She points to the fact that even on her 2011 debut album, Until Tomorrow, there were two songs, Blossom Tree and Mama Done, that “when I first wrote them they were like reggae songs; Mama Done was more calypso and Blossom Tree had a reggae guitar influence, so did the bassline”. Her second album, If You Knew Her, contained the Junior Murvin reggae standard Police and Thieves.
“In my head I’ve always been trying to meld the two equally but I think [Arise] is the closest I’ve got so far,” she says.
Last year McFarlane travelled to the Caribbean to research Jamaican folk music for a musical that she is developing. She discovered “it’s very rhythmical-led, it’s all about drumming and singing and there’s some dancing associated with styles like Pocomania and kumina”.
“Most of the early Jamaican styles have a lot of African influence, of course, they were also often performed in ceremonies that were in relation to death, they were like spiritual ceremonies, which was quite interesting.”
The cover of Arise features McFarlane dressed in khaki and sporting a red beret, revolutionary-style. She says the lyrics took time but when they did start to flow “the things I was talking about were slightly more socio-political”, adding: “I didn’t really sit down and think I’m going to write a heavy political album but it’s definitely got elements of that sentiment in it. I suppose it’s partly because of everything that’s been going on for the last couple of years, it stays on your mind so when you’re writing it comes out.”
I didn’t really sit down and think I’m going to write a heavy political album but it’s definitely got elements of that sentiment in it.Zara McFarlane
With an emphasis on rhythm on the record, the choice of the drummer Moses Boyd as producer seems apt. “He was a good choice because I’d known him well anyway,” McFarlane says. “I like working with people that I know because it makes life fun and a bit easier, but for me I was really interested in working with someone that had a Caribbean background because I knew those were things that I wanted to explore. The drum element was just the icing on the cake, really.”

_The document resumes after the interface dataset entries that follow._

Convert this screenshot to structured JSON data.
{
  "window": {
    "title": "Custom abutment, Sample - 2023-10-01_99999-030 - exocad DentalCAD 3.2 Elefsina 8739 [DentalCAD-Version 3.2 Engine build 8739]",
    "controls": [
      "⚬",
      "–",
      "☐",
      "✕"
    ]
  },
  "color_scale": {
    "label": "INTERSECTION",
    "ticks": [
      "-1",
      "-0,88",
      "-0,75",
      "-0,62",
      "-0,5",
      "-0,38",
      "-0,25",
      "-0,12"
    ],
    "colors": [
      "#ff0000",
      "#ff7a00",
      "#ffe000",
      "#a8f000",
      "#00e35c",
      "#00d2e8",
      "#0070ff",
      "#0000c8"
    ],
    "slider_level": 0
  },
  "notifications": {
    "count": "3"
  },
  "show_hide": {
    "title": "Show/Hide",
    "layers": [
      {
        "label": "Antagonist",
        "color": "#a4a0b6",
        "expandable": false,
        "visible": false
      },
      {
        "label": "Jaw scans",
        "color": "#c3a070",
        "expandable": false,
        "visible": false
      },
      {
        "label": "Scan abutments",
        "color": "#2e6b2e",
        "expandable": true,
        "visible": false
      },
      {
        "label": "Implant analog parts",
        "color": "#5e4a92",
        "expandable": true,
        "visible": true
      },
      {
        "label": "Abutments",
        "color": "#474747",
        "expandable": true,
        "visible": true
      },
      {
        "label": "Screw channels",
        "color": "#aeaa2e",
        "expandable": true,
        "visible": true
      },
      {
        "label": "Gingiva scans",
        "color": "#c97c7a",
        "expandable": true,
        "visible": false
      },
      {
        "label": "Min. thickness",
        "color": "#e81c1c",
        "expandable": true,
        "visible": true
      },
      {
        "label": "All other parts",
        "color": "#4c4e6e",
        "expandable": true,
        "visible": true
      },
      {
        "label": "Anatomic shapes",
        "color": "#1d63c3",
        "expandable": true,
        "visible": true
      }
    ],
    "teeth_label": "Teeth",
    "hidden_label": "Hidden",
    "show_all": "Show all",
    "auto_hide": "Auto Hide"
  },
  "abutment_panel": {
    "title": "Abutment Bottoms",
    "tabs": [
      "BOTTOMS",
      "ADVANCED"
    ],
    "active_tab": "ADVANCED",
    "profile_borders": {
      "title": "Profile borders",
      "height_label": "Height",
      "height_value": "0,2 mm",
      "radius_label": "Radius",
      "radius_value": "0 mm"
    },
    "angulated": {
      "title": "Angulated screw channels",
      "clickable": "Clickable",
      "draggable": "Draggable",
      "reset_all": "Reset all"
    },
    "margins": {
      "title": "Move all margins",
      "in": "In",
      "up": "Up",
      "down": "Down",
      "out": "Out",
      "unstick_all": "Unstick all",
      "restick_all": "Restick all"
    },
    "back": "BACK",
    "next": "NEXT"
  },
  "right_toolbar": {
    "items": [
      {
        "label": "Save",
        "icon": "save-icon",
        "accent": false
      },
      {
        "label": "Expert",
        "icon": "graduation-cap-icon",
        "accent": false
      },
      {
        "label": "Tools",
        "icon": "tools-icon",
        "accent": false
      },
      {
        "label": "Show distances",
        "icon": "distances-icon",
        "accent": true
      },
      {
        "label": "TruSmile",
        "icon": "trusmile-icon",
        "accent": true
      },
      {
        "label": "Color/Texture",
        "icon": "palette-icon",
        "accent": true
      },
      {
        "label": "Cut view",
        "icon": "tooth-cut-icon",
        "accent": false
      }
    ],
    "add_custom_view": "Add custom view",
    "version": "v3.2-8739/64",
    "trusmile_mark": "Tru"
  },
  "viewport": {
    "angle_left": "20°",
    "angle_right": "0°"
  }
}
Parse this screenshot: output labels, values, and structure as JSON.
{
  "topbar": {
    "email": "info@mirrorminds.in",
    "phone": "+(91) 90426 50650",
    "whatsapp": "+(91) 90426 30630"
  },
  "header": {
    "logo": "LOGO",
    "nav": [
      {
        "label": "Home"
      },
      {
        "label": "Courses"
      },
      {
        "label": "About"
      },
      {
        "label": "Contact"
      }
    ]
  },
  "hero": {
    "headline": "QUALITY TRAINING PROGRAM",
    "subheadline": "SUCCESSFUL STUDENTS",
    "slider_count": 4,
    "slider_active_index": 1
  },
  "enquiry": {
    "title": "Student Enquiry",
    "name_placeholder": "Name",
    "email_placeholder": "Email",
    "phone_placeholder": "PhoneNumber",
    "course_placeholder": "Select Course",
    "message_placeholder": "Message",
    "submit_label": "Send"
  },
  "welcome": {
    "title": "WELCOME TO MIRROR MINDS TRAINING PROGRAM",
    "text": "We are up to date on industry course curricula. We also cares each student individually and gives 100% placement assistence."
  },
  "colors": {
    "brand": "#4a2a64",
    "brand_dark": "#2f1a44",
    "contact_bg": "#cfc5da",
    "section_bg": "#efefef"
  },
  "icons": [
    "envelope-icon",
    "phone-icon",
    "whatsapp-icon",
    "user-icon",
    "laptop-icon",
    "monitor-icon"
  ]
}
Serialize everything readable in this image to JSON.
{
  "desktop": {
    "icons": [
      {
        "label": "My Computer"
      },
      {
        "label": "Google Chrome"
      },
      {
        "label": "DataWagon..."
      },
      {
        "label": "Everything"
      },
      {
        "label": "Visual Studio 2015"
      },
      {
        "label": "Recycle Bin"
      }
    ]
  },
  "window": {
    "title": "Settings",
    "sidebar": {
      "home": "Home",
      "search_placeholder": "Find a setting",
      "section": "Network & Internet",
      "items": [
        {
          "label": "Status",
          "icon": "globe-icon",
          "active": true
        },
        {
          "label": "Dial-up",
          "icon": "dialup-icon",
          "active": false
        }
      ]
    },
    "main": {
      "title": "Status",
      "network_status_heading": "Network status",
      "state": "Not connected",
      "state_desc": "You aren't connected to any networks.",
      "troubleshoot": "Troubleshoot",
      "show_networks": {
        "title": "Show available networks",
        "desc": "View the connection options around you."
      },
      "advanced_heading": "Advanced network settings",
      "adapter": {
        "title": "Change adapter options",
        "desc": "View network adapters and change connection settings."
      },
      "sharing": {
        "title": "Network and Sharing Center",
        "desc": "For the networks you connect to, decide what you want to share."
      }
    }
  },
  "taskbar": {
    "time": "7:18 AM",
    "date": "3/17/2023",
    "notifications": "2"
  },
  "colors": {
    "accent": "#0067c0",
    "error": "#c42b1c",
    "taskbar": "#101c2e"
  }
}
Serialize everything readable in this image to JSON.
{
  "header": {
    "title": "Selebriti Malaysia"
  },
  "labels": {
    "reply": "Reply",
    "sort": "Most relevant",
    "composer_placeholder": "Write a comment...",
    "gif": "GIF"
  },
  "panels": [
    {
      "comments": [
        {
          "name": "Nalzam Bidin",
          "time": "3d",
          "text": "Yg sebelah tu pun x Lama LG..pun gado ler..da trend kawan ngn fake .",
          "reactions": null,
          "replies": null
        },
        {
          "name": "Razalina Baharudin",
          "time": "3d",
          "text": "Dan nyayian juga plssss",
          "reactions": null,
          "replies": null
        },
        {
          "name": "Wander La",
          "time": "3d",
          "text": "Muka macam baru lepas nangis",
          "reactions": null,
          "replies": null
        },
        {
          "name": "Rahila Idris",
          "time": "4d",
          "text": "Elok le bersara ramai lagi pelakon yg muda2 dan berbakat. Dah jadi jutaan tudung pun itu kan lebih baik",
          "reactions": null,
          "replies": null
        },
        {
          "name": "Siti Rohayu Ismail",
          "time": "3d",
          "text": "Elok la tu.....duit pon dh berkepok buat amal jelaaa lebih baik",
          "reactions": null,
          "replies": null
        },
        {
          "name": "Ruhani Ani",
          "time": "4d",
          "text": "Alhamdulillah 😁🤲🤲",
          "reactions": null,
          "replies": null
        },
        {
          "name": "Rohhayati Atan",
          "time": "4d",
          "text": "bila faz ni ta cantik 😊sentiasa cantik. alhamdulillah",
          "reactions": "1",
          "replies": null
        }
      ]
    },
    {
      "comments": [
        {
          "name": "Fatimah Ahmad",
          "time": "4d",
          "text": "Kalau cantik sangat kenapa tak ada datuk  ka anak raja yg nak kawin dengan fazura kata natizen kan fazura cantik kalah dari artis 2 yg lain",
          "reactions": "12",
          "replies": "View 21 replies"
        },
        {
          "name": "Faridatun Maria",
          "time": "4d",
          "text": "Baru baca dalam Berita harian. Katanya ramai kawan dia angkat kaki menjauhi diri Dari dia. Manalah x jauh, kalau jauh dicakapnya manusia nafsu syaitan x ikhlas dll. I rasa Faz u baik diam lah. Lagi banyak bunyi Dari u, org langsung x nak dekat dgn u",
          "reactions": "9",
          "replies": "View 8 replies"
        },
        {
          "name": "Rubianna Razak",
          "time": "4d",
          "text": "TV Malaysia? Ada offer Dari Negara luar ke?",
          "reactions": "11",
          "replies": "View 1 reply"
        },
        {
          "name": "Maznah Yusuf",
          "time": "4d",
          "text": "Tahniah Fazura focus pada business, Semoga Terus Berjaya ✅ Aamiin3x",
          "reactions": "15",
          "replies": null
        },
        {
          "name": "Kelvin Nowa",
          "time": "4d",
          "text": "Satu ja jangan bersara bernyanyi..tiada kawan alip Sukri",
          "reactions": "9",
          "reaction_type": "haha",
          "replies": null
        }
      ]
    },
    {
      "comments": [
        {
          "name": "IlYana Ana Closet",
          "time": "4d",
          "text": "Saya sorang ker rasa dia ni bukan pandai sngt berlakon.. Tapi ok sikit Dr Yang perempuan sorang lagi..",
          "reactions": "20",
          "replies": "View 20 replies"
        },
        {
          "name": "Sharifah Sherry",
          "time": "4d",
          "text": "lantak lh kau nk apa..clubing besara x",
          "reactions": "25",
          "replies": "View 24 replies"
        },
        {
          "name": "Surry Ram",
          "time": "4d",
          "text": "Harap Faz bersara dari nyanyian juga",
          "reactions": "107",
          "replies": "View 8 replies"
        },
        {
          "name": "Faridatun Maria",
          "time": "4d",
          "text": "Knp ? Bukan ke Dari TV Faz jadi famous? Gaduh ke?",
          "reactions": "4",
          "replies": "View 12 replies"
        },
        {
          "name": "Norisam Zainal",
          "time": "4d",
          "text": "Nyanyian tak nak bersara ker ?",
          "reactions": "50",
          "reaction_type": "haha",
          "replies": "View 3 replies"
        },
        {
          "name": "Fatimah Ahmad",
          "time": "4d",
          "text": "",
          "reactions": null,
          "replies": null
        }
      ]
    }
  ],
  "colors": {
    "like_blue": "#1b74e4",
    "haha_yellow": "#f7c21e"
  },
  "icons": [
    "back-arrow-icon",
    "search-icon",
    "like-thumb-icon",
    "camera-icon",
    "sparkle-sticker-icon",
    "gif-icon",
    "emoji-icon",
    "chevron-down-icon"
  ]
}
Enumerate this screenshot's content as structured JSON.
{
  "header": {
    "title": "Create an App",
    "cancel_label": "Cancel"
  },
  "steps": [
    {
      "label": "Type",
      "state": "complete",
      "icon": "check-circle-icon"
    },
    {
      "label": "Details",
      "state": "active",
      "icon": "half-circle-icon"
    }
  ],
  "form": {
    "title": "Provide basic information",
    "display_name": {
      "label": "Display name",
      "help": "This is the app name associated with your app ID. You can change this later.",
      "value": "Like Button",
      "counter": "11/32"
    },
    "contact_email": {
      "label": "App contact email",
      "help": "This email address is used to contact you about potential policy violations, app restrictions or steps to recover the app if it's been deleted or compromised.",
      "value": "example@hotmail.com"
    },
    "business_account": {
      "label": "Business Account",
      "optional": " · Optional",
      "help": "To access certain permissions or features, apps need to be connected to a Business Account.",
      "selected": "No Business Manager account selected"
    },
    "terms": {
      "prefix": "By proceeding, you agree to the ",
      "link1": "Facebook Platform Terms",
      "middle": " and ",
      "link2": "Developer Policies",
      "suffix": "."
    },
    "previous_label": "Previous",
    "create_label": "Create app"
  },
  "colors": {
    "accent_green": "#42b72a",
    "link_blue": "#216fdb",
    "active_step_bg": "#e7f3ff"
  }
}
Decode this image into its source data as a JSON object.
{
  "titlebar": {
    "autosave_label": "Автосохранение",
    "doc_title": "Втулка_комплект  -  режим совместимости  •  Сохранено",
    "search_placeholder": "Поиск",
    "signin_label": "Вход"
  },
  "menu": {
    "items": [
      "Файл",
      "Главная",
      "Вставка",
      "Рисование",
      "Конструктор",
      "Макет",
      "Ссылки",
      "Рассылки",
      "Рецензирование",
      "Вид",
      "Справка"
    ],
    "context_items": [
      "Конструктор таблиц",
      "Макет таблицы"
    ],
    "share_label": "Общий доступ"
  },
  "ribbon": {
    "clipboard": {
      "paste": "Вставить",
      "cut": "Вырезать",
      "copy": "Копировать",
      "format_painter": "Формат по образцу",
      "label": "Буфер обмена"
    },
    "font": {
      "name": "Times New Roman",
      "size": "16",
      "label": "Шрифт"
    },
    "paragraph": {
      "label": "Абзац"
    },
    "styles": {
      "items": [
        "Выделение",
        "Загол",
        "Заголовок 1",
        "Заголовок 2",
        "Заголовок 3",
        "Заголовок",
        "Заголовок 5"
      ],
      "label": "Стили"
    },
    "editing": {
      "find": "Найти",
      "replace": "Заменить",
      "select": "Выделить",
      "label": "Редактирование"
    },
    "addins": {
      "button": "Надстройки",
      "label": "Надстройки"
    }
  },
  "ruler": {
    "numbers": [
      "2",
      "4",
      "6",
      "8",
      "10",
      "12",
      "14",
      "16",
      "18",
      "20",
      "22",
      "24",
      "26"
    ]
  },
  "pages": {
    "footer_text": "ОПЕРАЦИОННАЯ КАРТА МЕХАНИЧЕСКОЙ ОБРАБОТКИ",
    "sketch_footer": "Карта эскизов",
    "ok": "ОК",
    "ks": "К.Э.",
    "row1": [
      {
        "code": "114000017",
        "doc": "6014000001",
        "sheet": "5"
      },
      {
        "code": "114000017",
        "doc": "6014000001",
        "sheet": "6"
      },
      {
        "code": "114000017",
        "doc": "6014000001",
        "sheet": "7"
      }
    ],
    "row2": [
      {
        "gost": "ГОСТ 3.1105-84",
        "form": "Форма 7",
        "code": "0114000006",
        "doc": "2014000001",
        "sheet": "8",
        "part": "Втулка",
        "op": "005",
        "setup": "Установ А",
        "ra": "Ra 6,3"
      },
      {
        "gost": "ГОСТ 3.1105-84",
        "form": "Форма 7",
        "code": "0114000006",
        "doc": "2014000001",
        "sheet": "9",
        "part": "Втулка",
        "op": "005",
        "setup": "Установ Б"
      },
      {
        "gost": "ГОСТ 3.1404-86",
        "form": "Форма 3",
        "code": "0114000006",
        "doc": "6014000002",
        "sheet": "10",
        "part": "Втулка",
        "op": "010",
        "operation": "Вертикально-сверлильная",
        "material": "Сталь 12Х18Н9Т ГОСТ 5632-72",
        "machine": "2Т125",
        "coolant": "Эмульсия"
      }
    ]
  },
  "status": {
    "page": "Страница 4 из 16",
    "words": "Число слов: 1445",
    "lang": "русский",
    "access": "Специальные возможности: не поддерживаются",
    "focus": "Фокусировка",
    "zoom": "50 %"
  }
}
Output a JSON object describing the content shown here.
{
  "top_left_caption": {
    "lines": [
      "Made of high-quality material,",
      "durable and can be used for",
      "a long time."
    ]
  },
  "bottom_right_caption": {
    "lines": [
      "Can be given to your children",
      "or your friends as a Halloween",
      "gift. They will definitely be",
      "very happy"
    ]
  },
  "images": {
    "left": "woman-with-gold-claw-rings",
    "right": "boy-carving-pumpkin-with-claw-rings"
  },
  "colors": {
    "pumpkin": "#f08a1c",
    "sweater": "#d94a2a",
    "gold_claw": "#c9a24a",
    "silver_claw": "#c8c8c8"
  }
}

Alongside her own compositions are songs by 70s reggae artists The Abyssinians and Nora Dean. McFarlane says she was keen to put her own mark on them. “Whenever I explore a cover I don’t like to come away too far from the original, I don’t change the melodies, but musically I like to put my own stamp on it, definitely,” she says. “I try to bring out something new in the music, for example Police and Thieves I really wanted to get the emotion out of it. Everyone knows the track, even though it’s quite slow it’s still a danceable track, but I took it away from that and was looking more at the lyrics and the sentiment behind them; I tried to do the same thing with Fisherman as well, making it a bit more introspective.”
As well as her plans for a stage show – “I had an idea of wanting to create a musical out of a Jamaican folklore tale which I’ve moved away from a little bit” – Zara McFarlane has also had a role in the Royal Shakespeare Company’s acclaimed production of Antony & Cleopatra at the Barbican in London.
“I was singing in it,” she says. “I’m not acting but I’m the voice that is in the play, I sing with a band on stage in a costume. That was really nice, it was an unexpected thing to be offered. It was never on my mind to work with the RSC but it’s a brilliant company, they do so many different things and it’s been a great opportunity.”
Arise is out now on Brownswood Recordings. Zara McFarlane plays at Howard Assembly Room, Leeds on February 9. www.zaramcfarlane.com